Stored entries
__________________________________________________

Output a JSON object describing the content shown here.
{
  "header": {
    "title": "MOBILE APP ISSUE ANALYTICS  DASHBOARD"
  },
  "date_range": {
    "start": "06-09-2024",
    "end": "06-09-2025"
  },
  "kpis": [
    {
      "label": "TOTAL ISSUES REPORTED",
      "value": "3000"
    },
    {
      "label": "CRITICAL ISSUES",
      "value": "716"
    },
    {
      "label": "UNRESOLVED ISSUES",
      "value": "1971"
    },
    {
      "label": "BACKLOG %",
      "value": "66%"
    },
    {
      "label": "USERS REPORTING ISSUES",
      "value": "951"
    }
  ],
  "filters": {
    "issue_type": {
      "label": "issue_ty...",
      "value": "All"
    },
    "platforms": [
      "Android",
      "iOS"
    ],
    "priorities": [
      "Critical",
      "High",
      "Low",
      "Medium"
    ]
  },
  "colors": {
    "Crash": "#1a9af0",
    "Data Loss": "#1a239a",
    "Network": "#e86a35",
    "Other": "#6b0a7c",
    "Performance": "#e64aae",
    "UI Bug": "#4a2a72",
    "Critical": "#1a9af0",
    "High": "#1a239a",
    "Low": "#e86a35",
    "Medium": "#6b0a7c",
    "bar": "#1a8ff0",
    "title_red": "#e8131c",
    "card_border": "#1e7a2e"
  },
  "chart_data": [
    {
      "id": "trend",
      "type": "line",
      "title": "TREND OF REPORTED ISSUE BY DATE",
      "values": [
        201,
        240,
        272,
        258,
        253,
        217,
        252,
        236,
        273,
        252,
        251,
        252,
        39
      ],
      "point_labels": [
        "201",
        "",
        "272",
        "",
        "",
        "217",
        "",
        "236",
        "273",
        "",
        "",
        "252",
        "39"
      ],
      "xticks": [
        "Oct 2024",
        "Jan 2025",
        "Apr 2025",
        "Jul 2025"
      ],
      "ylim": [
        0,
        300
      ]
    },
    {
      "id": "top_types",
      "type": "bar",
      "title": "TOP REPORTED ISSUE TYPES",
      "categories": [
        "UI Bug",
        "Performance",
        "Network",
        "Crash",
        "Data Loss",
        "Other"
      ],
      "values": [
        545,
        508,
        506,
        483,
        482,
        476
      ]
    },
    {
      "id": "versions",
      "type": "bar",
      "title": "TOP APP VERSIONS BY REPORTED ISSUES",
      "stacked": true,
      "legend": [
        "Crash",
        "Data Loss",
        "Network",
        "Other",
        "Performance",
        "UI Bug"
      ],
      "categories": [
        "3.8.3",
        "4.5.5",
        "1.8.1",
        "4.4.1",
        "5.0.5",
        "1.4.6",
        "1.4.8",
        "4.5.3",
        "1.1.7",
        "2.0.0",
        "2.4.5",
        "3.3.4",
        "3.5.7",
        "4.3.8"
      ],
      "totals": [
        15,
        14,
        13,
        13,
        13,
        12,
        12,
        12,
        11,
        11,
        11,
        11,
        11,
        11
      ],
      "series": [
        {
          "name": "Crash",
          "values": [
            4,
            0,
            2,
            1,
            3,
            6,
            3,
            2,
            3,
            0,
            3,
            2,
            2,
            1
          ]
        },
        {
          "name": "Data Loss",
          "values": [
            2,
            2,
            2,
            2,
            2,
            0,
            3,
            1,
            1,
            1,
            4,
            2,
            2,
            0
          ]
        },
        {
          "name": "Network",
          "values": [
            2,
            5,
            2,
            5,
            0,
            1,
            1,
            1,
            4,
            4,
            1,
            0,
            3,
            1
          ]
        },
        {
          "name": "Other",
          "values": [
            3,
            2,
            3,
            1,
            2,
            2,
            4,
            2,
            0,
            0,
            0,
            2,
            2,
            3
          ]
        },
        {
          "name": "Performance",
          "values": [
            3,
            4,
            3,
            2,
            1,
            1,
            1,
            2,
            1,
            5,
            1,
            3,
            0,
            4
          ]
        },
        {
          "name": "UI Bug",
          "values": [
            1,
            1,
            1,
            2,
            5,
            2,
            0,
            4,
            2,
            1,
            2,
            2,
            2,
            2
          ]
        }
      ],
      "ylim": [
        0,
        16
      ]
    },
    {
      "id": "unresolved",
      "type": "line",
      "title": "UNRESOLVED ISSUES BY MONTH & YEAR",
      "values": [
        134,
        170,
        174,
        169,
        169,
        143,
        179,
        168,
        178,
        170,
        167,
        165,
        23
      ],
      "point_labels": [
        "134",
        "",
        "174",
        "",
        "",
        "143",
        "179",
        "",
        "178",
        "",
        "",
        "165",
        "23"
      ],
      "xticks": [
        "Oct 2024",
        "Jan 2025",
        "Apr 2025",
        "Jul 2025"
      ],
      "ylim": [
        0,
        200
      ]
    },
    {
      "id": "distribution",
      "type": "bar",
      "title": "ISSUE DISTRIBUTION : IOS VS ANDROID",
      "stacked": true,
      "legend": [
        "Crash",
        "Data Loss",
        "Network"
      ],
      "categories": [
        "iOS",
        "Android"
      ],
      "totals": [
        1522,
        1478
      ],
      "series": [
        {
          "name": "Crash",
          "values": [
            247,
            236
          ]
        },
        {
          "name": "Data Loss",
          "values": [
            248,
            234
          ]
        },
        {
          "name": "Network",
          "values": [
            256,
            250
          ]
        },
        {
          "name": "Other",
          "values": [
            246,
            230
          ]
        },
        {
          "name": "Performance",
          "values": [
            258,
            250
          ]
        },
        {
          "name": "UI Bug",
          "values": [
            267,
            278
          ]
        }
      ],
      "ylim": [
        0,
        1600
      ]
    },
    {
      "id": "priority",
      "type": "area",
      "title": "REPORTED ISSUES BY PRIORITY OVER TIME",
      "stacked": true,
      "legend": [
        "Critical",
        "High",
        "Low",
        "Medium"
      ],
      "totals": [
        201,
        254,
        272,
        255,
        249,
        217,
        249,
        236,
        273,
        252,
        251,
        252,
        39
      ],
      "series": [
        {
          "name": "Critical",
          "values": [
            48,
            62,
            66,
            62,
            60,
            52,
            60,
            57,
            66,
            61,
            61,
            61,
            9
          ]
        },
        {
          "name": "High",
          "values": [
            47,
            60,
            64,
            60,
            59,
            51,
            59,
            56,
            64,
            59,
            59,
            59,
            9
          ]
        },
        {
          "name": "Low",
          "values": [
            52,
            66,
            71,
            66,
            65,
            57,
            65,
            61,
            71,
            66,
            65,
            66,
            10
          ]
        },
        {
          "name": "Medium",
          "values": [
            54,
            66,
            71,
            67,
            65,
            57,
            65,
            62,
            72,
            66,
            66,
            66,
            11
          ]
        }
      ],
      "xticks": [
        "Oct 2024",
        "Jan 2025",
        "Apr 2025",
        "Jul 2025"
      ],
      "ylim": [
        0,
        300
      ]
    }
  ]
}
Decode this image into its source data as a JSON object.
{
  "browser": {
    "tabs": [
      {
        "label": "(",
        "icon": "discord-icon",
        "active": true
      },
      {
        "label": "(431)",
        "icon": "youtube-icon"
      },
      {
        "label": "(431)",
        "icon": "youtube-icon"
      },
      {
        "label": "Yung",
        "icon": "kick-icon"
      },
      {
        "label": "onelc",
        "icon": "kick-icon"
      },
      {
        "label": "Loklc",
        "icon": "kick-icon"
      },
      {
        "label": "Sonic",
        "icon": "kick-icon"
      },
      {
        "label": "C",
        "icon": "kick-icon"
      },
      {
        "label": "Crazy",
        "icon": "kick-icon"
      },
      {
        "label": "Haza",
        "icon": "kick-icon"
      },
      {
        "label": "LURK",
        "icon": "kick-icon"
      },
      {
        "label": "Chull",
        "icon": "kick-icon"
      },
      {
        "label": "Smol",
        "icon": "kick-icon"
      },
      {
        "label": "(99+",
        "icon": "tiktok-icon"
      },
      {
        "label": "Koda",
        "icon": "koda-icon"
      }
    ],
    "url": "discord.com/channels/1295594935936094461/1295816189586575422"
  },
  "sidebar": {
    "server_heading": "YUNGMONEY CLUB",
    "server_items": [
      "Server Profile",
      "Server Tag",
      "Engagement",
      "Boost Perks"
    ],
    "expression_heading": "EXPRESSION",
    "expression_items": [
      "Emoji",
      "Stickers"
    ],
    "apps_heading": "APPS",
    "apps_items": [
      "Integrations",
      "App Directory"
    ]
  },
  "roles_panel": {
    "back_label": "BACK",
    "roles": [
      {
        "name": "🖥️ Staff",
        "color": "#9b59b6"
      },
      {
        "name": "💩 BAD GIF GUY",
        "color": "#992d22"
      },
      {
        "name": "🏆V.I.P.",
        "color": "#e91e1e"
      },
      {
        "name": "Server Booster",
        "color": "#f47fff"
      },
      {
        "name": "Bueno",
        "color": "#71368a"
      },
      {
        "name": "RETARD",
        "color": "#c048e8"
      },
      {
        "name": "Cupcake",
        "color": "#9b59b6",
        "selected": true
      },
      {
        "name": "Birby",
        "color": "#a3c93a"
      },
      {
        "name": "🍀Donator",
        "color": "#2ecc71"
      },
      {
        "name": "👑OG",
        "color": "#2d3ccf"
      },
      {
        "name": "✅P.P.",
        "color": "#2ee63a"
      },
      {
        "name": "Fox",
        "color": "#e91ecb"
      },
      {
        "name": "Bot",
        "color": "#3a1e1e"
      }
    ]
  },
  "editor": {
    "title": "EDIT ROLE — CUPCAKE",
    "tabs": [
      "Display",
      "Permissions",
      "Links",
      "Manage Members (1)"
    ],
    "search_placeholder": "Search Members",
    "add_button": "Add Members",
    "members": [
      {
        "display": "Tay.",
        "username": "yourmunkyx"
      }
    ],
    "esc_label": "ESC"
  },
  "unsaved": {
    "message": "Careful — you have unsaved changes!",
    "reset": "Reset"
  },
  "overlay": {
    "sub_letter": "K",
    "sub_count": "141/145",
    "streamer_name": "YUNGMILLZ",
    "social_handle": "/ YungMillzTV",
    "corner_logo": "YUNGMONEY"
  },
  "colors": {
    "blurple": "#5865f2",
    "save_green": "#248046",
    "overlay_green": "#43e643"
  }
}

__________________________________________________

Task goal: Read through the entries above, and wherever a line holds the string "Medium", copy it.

Response area:
      "Medium"
    "Medium": "#6b0a7c",
        "Medium"
          "name": "Medium",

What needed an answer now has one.